Here in Northern England she is known as Brigantia. Her name is Brythonic and means ‘High One.’ She was the warrior goddess of the Brigantes tribe, whose tribal confederation dominated the North until the Roman Invasions. I associate Brigantia with high places, locally with the West Pennine Moors and in particular Great Hill.

Great Hill from Brindle

Great Hill viewed from Brindle

In contrast to Brighid, whose stories and roles as a poet, smith and healer are well documented, we know comparatively less about Brigantia. Seven inscriptions exist to her across Northern England and Southern Scotland. She is equated with Victory, and on a statue with Minerva in warrior form, holding a spear and a globe of Victory and wearing a Gorgon’s head.

In my experience, Brigantia is a goddess of the wild harshness of the high hills. A warrior for certain and a goddess of the all-consuming fire of the Awen, the hammer beat of creation and a forger of souls. She’s the first goddess I met. Because she’s a poet and we share a fiery irascible temperament I thought she would become my patroness.

I was wrong and the reason behind this was a difficult one to learn. I worked very closely with Brigantia for two years whilst completing a fantasy novel. It was about a fire magician who, in order to bring down capitalism, made a pact with fire elementals which resulted in his near destruction of the world and death in the flames by which he made his pact.
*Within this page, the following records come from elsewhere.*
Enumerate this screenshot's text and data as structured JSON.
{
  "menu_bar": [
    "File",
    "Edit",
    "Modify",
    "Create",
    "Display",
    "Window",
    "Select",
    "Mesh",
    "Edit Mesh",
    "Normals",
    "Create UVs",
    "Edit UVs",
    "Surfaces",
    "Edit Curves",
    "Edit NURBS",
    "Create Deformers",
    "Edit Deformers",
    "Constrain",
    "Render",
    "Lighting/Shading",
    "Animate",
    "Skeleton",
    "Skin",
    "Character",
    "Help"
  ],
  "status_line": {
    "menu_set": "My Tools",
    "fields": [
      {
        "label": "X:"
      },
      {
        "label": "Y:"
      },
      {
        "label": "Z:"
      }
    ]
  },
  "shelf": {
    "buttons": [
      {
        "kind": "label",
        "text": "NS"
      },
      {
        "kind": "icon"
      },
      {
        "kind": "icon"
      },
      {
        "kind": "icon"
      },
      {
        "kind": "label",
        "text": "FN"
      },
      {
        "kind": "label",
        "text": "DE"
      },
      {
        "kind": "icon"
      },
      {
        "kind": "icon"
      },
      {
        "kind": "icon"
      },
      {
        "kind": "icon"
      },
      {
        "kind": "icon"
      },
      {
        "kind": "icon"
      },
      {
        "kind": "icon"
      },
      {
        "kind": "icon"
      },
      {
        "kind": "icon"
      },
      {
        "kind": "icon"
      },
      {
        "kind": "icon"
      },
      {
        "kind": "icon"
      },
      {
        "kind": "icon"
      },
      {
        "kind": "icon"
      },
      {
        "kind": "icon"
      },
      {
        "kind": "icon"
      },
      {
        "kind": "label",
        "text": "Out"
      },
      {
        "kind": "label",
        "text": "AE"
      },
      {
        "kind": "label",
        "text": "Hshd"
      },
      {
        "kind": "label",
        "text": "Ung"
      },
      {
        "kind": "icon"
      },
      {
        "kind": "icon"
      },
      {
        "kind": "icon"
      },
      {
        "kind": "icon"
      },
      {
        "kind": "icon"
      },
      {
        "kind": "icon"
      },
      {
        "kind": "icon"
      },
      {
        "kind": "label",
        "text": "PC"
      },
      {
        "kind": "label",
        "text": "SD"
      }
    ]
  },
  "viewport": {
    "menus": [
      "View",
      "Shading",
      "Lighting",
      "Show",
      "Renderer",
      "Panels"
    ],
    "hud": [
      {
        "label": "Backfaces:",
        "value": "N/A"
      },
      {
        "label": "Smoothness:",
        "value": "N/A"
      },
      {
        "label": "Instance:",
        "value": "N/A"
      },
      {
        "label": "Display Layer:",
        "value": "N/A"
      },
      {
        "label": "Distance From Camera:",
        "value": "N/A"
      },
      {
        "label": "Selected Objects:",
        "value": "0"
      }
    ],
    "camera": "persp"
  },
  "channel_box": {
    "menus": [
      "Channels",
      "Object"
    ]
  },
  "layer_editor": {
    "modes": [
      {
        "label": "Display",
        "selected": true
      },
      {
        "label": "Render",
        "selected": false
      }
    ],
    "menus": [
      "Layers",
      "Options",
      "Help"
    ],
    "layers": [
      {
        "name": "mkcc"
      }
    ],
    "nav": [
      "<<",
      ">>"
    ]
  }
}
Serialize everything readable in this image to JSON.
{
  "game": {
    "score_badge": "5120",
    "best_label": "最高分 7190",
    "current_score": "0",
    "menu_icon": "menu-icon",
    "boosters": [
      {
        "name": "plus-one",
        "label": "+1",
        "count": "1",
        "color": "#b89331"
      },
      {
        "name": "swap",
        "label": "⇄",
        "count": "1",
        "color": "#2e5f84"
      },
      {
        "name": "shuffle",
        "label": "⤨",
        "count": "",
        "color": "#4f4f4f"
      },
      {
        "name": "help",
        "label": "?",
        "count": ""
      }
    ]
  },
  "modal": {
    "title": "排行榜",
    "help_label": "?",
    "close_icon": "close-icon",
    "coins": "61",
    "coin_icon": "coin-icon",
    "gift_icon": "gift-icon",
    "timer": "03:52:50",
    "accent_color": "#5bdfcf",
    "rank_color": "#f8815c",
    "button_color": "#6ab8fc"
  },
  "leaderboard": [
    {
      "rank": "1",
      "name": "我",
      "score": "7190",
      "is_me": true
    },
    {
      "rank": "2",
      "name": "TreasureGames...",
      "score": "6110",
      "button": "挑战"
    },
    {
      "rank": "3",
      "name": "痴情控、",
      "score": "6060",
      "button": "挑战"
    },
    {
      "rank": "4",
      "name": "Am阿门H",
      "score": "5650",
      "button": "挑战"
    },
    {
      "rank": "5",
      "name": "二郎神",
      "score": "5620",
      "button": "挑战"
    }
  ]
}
With my anti-hero a part of me burnt and was consumed.

After completing the novel I realised it was too dark and incomprehensible to publish. I’d wasted two years, wasn’t cut out to be a fantasy writer and and I’d lost my trust in Brigantia.

The death of my novel left a void. And into it stepped my true god. Perhaps this was Brigantia’s plan. I needed to learn the dangers of working with the untrammelled Awen; fire in the head, pure imagining, without relation to this world or the realities of the Otherworld, to which Gwyn ap Nudd opened the gates.

Afterward I resented her. Because I’d sold my car and could no longer drive to the Pennines we also became physically distanced. In spite of this, looking down on my valley from the surrounding hills, in the fire of the Awen, she has continued to be a presence in my life. I still honour her as the warrior goddess of the North. But we rarely speak in person.

My dream of the Brigantia Stone came as a surprise, even though Brigantia is in many ways a patroness of the Oak and Feather grove. I experienced the calling to redraw the stone for our Imbolc celebration (which I’d sketched in my diary) in colour, as a Bardic contribution to the grove and for Brigantia as an offering on her festival day. It came out perfectly first time, so well I decided to make copies for each member of the grove.

Lynda has suggested we take a grove walk to find the stone on the West Pennine Moors. Whether it ‘really’ exists on the moors, or in their dreamscape, I’m not certain. However, I do know it is the time to acknowledge and accept Brigantia’s role and place in my life.

Brigantia Altar